SUPPLIED ENTRIES Block Start

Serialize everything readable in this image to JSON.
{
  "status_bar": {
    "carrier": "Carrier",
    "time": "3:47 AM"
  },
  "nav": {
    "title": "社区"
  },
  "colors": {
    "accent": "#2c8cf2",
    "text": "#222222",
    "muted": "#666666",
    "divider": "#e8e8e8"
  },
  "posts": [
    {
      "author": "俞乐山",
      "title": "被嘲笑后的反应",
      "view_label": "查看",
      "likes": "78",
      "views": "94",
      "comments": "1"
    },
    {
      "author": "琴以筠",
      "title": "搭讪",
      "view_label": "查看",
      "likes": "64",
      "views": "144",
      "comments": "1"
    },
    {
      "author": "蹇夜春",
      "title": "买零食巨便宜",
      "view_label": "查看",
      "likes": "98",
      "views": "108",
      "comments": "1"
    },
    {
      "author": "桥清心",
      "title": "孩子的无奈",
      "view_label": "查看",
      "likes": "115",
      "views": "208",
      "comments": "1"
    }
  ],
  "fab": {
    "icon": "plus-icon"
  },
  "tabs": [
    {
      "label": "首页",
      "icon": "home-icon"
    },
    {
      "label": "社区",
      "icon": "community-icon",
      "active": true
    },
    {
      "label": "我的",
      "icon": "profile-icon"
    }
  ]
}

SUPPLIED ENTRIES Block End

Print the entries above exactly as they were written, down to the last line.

▶ **RESPONSE TO THIS EXERCISE**:
Serialize everything readable in this image to JSON.
{
  "status_bar": {
    "carrier": "Carrier",
    "time": "3:47 AM"
  },
  "nav": {
    "title": "社区"
  },
  "colors": {
    "accent": "#2c8cf2",
    "text": "#222222",
    "muted": "#666666",
    "divider": "#e8e8e8"
  },
  "posts": [
    {
      "author": "俞乐山",
      "title": "被嘲笑后的反应",
      "view_label": "查看",
      "likes": "78",
      "views": "94",
      "comments": "1"
    },
    {
      "author": "琴以筠",
      "title": "搭讪",
      "view_label": "查看",
      "likes": "64",
      "views": "144",
      "comments": "1"
    },
    {
      "author": "蹇夜春",
      "title": "买零食巨便宜",
      "view_label": "查看",
      "likes": "98",
      "views": "108",
      "comments": "1"
    },
    {
      "author": "桥清心",
      "title": "孩子的无奈",
      "view_label": "查看",
      "likes": "115",
      "views": "208",
      "comments": "1"
    }
  ],
  "fab": {
    "icon": "plus-icon"
  },
  "tabs": [
    {
      "label": "首页",
      "icon": "home-icon"
    },
    {
      "label": "社区",
      "icon": "community-icon",
      "active": true
    },
    {
      "label": "我的",
      "icon": "profile-icon"
    }
  ]
}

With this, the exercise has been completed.